What to work on: The answer is an exact repetition of every entry, with all images left out.

Source data:
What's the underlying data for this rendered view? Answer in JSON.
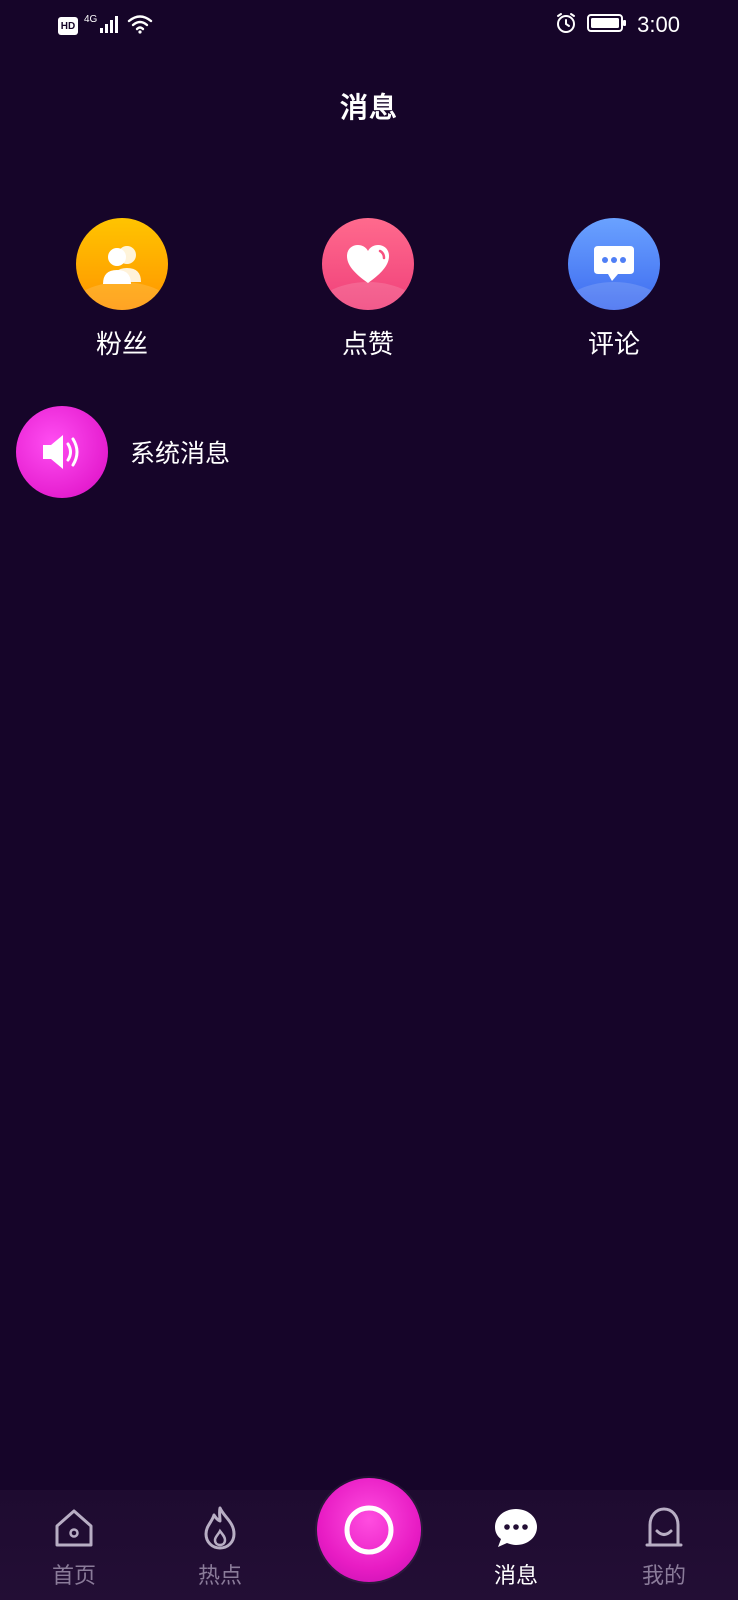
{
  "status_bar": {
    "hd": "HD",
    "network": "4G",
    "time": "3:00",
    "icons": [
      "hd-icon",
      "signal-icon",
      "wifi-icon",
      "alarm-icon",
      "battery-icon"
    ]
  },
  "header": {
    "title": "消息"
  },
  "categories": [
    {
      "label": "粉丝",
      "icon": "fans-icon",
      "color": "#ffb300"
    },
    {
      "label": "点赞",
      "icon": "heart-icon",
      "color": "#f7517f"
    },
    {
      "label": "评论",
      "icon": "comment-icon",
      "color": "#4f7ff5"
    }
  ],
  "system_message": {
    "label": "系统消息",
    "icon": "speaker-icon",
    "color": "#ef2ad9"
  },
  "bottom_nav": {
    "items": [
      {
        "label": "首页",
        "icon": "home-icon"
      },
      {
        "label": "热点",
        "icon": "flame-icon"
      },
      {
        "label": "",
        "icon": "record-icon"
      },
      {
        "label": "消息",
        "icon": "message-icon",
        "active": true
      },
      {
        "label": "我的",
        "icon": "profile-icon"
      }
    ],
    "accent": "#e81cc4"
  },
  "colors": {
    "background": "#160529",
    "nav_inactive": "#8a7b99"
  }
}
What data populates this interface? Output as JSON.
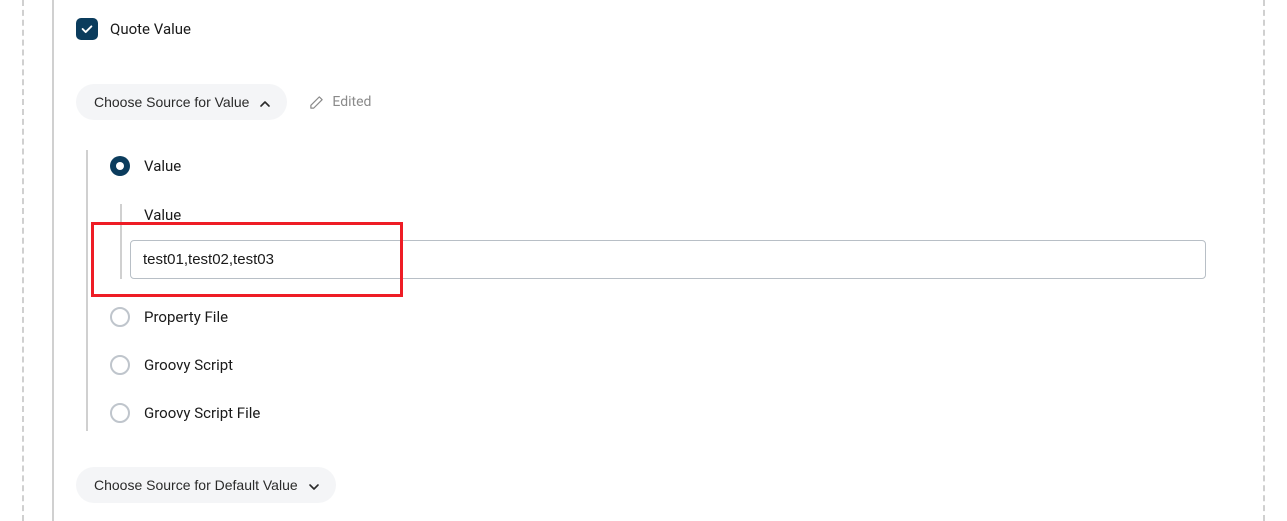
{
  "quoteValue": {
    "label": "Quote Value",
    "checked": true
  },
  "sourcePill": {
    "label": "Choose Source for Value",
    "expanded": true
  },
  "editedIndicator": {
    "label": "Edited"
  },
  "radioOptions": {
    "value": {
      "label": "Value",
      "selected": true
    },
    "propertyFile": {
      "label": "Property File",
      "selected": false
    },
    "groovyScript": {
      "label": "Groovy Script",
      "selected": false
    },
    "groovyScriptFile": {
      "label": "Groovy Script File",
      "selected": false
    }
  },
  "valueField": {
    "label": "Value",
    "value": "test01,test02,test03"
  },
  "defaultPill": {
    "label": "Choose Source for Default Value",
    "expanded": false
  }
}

Answer section:
What's the underlying data for this rendered view? Answer in JSON.
{
  "status_bar": {
    "hd": "HD",
    "network": "4G",
    "time": "3:00",
    "icons": [
      "hd-icon",
      "signal-icon",
      "wifi-icon",
      "alarm-icon",
      "battery-icon"
    ]
  },
  "header": {
    "title": "消息"
  },
  "categories": [
    {
      "label": "粉丝",
      "icon": "fans-icon",
      "color": "#ffb300"
    },
    {
      "label": "点赞",
      "icon": "heart-icon",
      "color": "#f7517f"
    },
    {
      "label": "评论",
      "icon": "comment-icon",
      "color": "#4f7ff5"
    }
  ],
  "system_message": {
    "label": "系统消息",
    "icon": "speaker-icon",
    "color": "#ef2ad9"
  },
  "bottom_nav": {
    "items": [
      {
        "label": "首页",
        "icon": "home-icon"
      },
      {
        "label": "热点",
        "icon": "flame-icon"
      },
      {
        "label": "",
        "icon": "record-icon"
      },
      {
        "label": "消息",
        "icon": "message-icon",
        "active": true
      },
      {
        "label": "我的",
        "icon": "profile-icon"
      }
    ],
    "accent": "#e81cc4"
  },
  "colors": {
    "background": "#160529",
    "nav_inactive": "#8a7b99"
  }
}
What data populates this interface? Output as JSON.
{
  "quoteValue": {
    "label": "Quote Value",
    "checked": true
  },
  "sourcePill": {
    "label": "Choose Source for Value",
    "expanded": true
  },
  "editedIndicator": {
    "label": "Edited"
  },
  "radioOptions": {
    "value": {
      "label": "Value",
      "selected": true
    },
    "propertyFile": {
      "label": "Property File",
      "selected": false
    },
    "groovyScript": {
      "label": "Groovy Script",
      "selected": false
    },
    "groovyScriptFile": {
      "label": "Groovy Script File",
      "selected": false
    }
  },
  "valueField": {
    "label": "Value",
    "value": "test01,test02,test03"
  },
  "defaultPill": {
    "label": "Choose Source for Default Value",
    "expanded": false
  }
}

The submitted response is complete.